Where do you grub late at night? I go to a lot of taqueria's or Ruchi's
Favorite Drink? I don't drink alcohol, but cranberry sprite—that's what they know me as. I'm one of those sober djs, but I still get wild.
Craziest thing you've seen happen at night? People basically needing to get a hotel room.
What do you wear on your feet when you DJ? Adidas or puma
Favorite album cover? Pink Floyd – Dark Side of the Moon
Favorite concert? U2 360 tour
Super power? Invisibility
What's in the future for DJ scoop?
I'm doing a lot of production stuff. I'm doing a lot of Remixes. From mainstream remixes as well as a lot of the Bollywood mixes.
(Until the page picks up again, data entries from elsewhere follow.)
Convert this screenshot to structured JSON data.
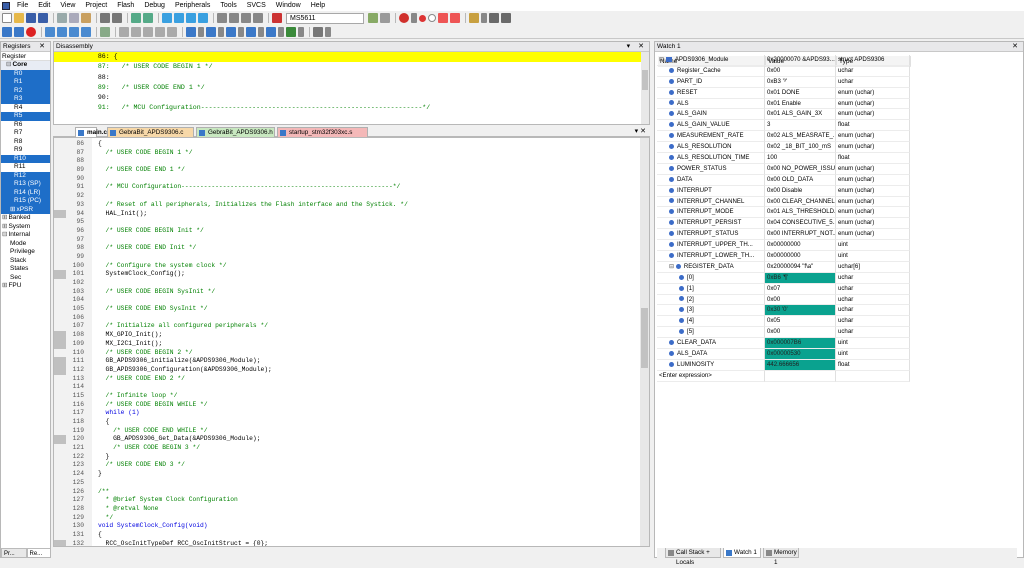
{
  "menu": [
    "File",
    "Edit",
    "View",
    "Project",
    "Flash",
    "Debug",
    "Peripherals",
    "Tools",
    "SVCS",
    "Window",
    "Help"
  ],
  "toolbar": {
    "target": "MS5611"
  },
  "registers": {
    "title": "Registers",
    "col": "Register",
    "rows": [
      {
        "label": "Core",
        "bold": true,
        "indent": 1,
        "sel": false,
        "exp": "⊟"
      },
      {
        "label": "R0",
        "indent": 3,
        "sel": true
      },
      {
        "label": "R1",
        "indent": 3,
        "sel": true
      },
      {
        "label": "R2",
        "indent": 3,
        "sel": true
      },
      {
        "label": "R3",
        "indent": 3,
        "sel": true
      },
      {
        "label": "R4",
        "indent": 3,
        "sel": false
      },
      {
        "label": "R5",
        "indent": 3,
        "sel": true
      },
      {
        "label": "R6",
        "indent": 3,
        "sel": false
      },
      {
        "label": "R7",
        "indent": 3,
        "sel": false
      },
      {
        "label": "R8",
        "indent": 3,
        "sel": false
      },
      {
        "label": "R9",
        "indent": 3,
        "sel": false
      },
      {
        "label": "R10",
        "indent": 3,
        "sel": true
      },
      {
        "label": "R11",
        "indent": 3,
        "sel": false
      },
      {
        "label": "R12",
        "indent": 3,
        "sel": true
      },
      {
        "label": "R13 (SP)",
        "indent": 3,
        "sel": true
      },
      {
        "label": "R14 (LR)",
        "indent": 3,
        "sel": true
      },
      {
        "label": "R15 (PC)",
        "indent": 3,
        "sel": true
      },
      {
        "label": "xPSR",
        "indent": 2,
        "sel": true,
        "exp": "⊞"
      },
      {
        "label": "Banked",
        "indent": 0,
        "sel": false,
        "exp": "⊞"
      },
      {
        "label": "System",
        "indent": 0,
        "sel": false,
        "exp": "⊞"
      },
      {
        "label": "Internal",
        "indent": 0,
        "sel": false,
        "exp": "⊟"
      },
      {
        "label": "Mode",
        "indent": 2,
        "sel": false
      },
      {
        "label": "Privilege",
        "indent": 2,
        "sel": false
      },
      {
        "label": "Stack",
        "indent": 2,
        "sel": false
      },
      {
        "label": "States",
        "indent": 2,
        "sel": false
      },
      {
        "label": "Sec",
        "indent": 2,
        "sel": false
      },
      {
        "label": "FPU",
        "indent": 0,
        "sel": false,
        "exp": "⊞"
      }
    ],
    "bottom_tabs": [
      "Pr...",
      "Re..."
    ]
  },
  "disassembly": {
    "title": "Disassembly",
    "lines": [
      {
        "text": "    86: {",
        "cm": false,
        "hl": true
      },
      {
        "text": "    87:   /* USER CODE BEGIN 1 */",
        "cm": true
      },
      {
        "text": "    88:",
        "cm": false
      },
      {
        "text": "    89:   /* USER CODE END 1 */",
        "cm": true
      },
      {
        "text": "    90:",
        "cm": false
      },
      {
        "text": "    91:   /* MCU Configuration--------------------------------------------------------*/",
        "cm": true
      }
    ]
  },
  "tabs": [
    "main.c",
    "GebraBit_APDS9306.c",
    "GebraBit_APDS9306.h",
    "startup_stm32f303xc.s"
  ],
  "code": [
    {
      "n": "86",
      "t": "{",
      "k": "n",
      "m": false
    },
    {
      "n": "87",
      "t": "  /* USER CODE BEGIN 1 */",
      "k": "c",
      "m": false
    },
    {
      "n": "88",
      "t": "",
      "k": "n",
      "m": false
    },
    {
      "n": "89",
      "t": "  /* USER CODE END 1 */",
      "k": "c",
      "m": false
    },
    {
      "n": "90",
      "t": "",
      "k": "n",
      "m": false
    },
    {
      "n": "91",
      "t": "  /* MCU Configuration--------------------------------------------------------*/",
      "k": "c",
      "m": false
    },
    {
      "n": "92",
      "t": "",
      "k": "n",
      "m": false
    },
    {
      "n": "93",
      "t": "  /* Reset of all peripherals, Initializes the Flash interface and the Systick. */",
      "k": "c",
      "m": false
    },
    {
      "n": "94",
      "t": "  HAL_Init();",
      "k": "n",
      "m": true
    },
    {
      "n": "95",
      "t": "",
      "k": "n",
      "m": false
    },
    {
      "n": "96",
      "t": "  /* USER CODE BEGIN Init */",
      "k": "c",
      "m": false
    },
    {
      "n": "97",
      "t": "",
      "k": "n",
      "m": false
    },
    {
      "n": "98",
      "t": "  /* USER CODE END Init */",
      "k": "c",
      "m": false
    },
    {
      "n": "99",
      "t": "",
      "k": "n",
      "m": false
    },
    {
      "n": "100",
      "t": "  /* Configure the system clock */",
      "k": "c",
      "m": false
    },
    {
      "n": "101",
      "t": "  SystemClock_Config();",
      "k": "n",
      "m": true
    },
    {
      "n": "102",
      "t": "",
      "k": "n",
      "m": false
    },
    {
      "n": "103",
      "t": "  /* USER CODE BEGIN SysInit */",
      "k": "c",
      "m": false
    },
    {
      "n": "104",
      "t": "",
      "k": "n",
      "m": false
    },
    {
      "n": "105",
      "t": "  /* USER CODE END SysInit */",
      "k": "c",
      "m": false
    },
    {
      "n": "106",
      "t": "",
      "k": "n",
      "m": false
    },
    {
      "n": "107",
      "t": "  /* Initialize all configured peripherals */",
      "k": "c",
      "m": false
    },
    {
      "n": "108",
      "t": "  MX_GPIO_Init();",
      "k": "n",
      "m": true
    },
    {
      "n": "109",
      "t": "  MX_I2C1_Init();",
      "k": "n",
      "m": true
    },
    {
      "n": "110",
      "t": "  /* USER CODE BEGIN 2 */",
      "k": "c",
      "m": false
    },
    {
      "n": "111",
      "t": "  GB_APDS9306_initialize(&APDS9306_Module);",
      "k": "n",
      "m": true
    },
    {
      "n": "112",
      "t": "  GB_APDS9306_Configuration(&APDS9306_Module);",
      "k": "n",
      "m": true
    },
    {
      "n": "113",
      "t": "  /* USER CODE END 2 */",
      "k": "c",
      "m": false
    },
    {
      "n": "114",
      "t": "",
      "k": "n",
      "m": false
    },
    {
      "n": "115",
      "t": "  /* Infinite loop */",
      "k": "c",
      "m": false
    },
    {
      "n": "116",
      "t": "  /* USER CODE BEGIN WHILE */",
      "k": "c",
      "m": false
    },
    {
      "n": "117",
      "t": "  while (1)",
      "k": "w",
      "m": false
    },
    {
      "n": "118",
      "t": "  {",
      "k": "n",
      "m": false
    },
    {
      "n": "119",
      "t": "    /* USER CODE END WHILE */",
      "k": "c",
      "m": false
    },
    {
      "n": "120",
      "t": "    GB_APDS9306_Get_Data(&APDS9306_Module);",
      "k": "n",
      "m": true
    },
    {
      "n": "121",
      "t": "    /* USER CODE BEGIN 3 */",
      "k": "c",
      "m": false
    },
    {
      "n": "122",
      "t": "  }",
      "k": "n",
      "m": false
    },
    {
      "n": "123",
      "t": "  /* USER CODE END 3 */",
      "k": "c",
      "m": false
    },
    {
      "n": "124",
      "t": "}",
      "k": "n",
      "m": false
    },
    {
      "n": "125",
      "t": "",
      "k": "n",
      "m": false
    },
    {
      "n": "126",
      "t": "/**",
      "k": "c",
      "m": false
    },
    {
      "n": "127",
      "t": "  * @brief System Clock Configuration",
      "k": "c",
      "m": false
    },
    {
      "n": "128",
      "t": "  * @retval None",
      "k": "c",
      "m": false
    },
    {
      "n": "129",
      "t": "  */",
      "k": "c",
      "m": false
    },
    {
      "n": "130",
      "t": "void SystemClock_Config(void)",
      "k": "v",
      "m": false
    },
    {
      "n": "131",
      "t": "{",
      "k": "n",
      "m": false
    },
    {
      "n": "132",
      "t": "  RCC_OscInitTypeDef RCC_OscInitStruct = {0};",
      "k": "n",
      "m": true
    }
  ],
  "watch": {
    "title": "Watch 1",
    "cols": [
      "Name",
      "Value",
      "Type"
    ],
    "rows": [
      {
        "name": "APDS9306_Module",
        "value": "0x20000070 &APDS93...",
        "type": "struct APDS9306",
        "lvl": 0,
        "exp": "⊟",
        "teal": false,
        "icon": "none"
      },
      {
        "name": "Register_Cache",
        "value": "0x00",
        "type": "uchar",
        "lvl": 1,
        "teal": false
      },
      {
        "name": "PART_ID",
        "value": "0xB3 '³'",
        "type": "uchar",
        "lvl": 1,
        "teal": false
      },
      {
        "name": "RESET",
        "value": "0x01 DONE",
        "type": "enum (uchar)",
        "lvl": 1,
        "teal": false
      },
      {
        "name": "ALS",
        "value": "0x01 Enable",
        "type": "enum (uchar)",
        "lvl": 1,
        "teal": false
      },
      {
        "name": "ALS_GAIN",
        "value": "0x01 ALS_GAIN_3X",
        "type": "enum (uchar)",
        "lvl": 1,
        "teal": false
      },
      {
        "name": "ALS_GAIN_VALUE",
        "value": "3",
        "type": "float",
        "lvl": 1,
        "teal": false
      },
      {
        "name": "MEASUREMENT_RATE",
        "value": "0x02 ALS_MEASRATE_...",
        "type": "enum (uchar)",
        "lvl": 1,
        "teal": false
      },
      {
        "name": "ALS_RESOLUTION",
        "value": "0x02 _18_BIT_100_mS",
        "type": "enum (uchar)",
        "lvl": 1,
        "teal": false
      },
      {
        "name": "ALS_RESOLUTION_TIME",
        "value": "100",
        "type": "float",
        "lvl": 1,
        "teal": false
      },
      {
        "name": "POWER_STATUS",
        "value": "0x00 NO_POWER_ISSUE",
        "type": "enum (uchar)",
        "lvl": 1,
        "teal": false
      },
      {
        "name": "DATA",
        "value": "0x00 OLD_DATA",
        "type": "enum (uchar)",
        "lvl": 1,
        "teal": false
      },
      {
        "name": "INTERRUPT",
        "value": "0x00 Disable",
        "type": "enum (uchar)",
        "lvl": 1,
        "teal": false
      },
      {
        "name": "INTERRUPT_CHANNEL",
        "value": "0x00 CLEAR_CHANNEL",
        "type": "enum (uchar)",
        "lvl": 1,
        "teal": false
      },
      {
        "name": "INTERRUPT_MODE",
        "value": "0x01 ALS_THRESHOLD...",
        "type": "enum (uchar)",
        "lvl": 1,
        "teal": false
      },
      {
        "name": "INTERRUPT_PERSIST",
        "value": "0x04 CONSECUTIVE_5...",
        "type": "enum (uchar)",
        "lvl": 1,
        "teal": false
      },
      {
        "name": "INTERRUPT_STATUS",
        "value": "0x00 INTERRUPT_NOT...",
        "type": "enum (uchar)",
        "lvl": 1,
        "teal": false
      },
      {
        "name": "INTERRUPT_UPPER_TH...",
        "value": "0x00000000",
        "type": "uint",
        "lvl": 1,
        "teal": false
      },
      {
        "name": "INTERRUPT_LOWER_TH...",
        "value": "0x00000000",
        "type": "uint",
        "lvl": 1,
        "teal": false
      },
      {
        "name": "REGISTER_DATA",
        "value": "0x20000094 \"f\\a\"",
        "type": "uchar[6]",
        "lvl": 1,
        "exp": "⊟",
        "teal": false
      },
      {
        "name": "[0]",
        "value": "0xB6 '¶'",
        "type": "uchar",
        "lvl": 2,
        "teal": true
      },
      {
        "name": "[1]",
        "value": "0x07",
        "type": "uchar",
        "lvl": 2,
        "teal": false
      },
      {
        "name": "[2]",
        "value": "0x00",
        "type": "uchar",
        "lvl": 2,
        "teal": false
      },
      {
        "name": "[3]",
        "value": "0x30 '0'",
        "type": "uchar",
        "lvl": 2,
        "teal": true
      },
      {
        "name": "[4]",
        "value": "0x05",
        "type": "uchar",
        "lvl": 2,
        "teal": false
      },
      {
        "name": "[5]",
        "value": "0x00",
        "type": "uchar",
        "lvl": 2,
        "teal": false
      },
      {
        "name": "CLEAR_DATA",
        "value": "0x000007B6",
        "type": "uint",
        "lvl": 1,
        "teal": true
      },
      {
        "name": "ALS_DATA",
        "value": "0x00000530",
        "type": "uint",
        "lvl": 1,
        "teal": true
      },
      {
        "name": "LUMINOSITY",
        "value": "442.666656",
        "type": "float",
        "lvl": 1,
        "teal": true
      },
      {
        "name": "<Enter expression>",
        "value": "",
        "type": "",
        "lvl": 0,
        "teal": false,
        "icon": "none"
      }
    ],
    "bottom_tabs": [
      "Call Stack + Locals",
      "Watch 1",
      "Memory 1"
    ]
  }
}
Tell us about the Bollywood scene? I started to do the Bollywood stuff back in 93, 94. I was probably like the first south asian DJ to touch Bollywood music in Houston. There's a radio station called Masala Radio. They used to do monthly events at Club Crystal. I started djing those events. At that time the Bollywood scene was really fresh. We were getting flown around everywhere for this movement. What started out with 150 people ended up being like 2000 people listening to the Bollywood dance stuff. A lot of the remixes that we play at the Bollywood events, it's on par with a lot of the house music. You might not understand the lyrics, but you definitely can relate to the beats.
The Bollywood scene has come a long way. There's a lot more DJs doing remixes, producing. Houston was one of the main cities that started this Bollywood party scene. DJs from new york la Chicago they would love to come play for the crowd here. And then it hit rock bottom. We're still trying to revive and maintain the scene so it doesn't go back down again. We have a couple of promoters, including are promotion group, which consists of Yogi G (who does Generasian radio) and as well as ABCD Houston and Uzazi entertainment. We bring guys from India and London as well as local guys.
Favorite quote? "The DJ is the artist, the dance floor is the canvas, the crowd is the art."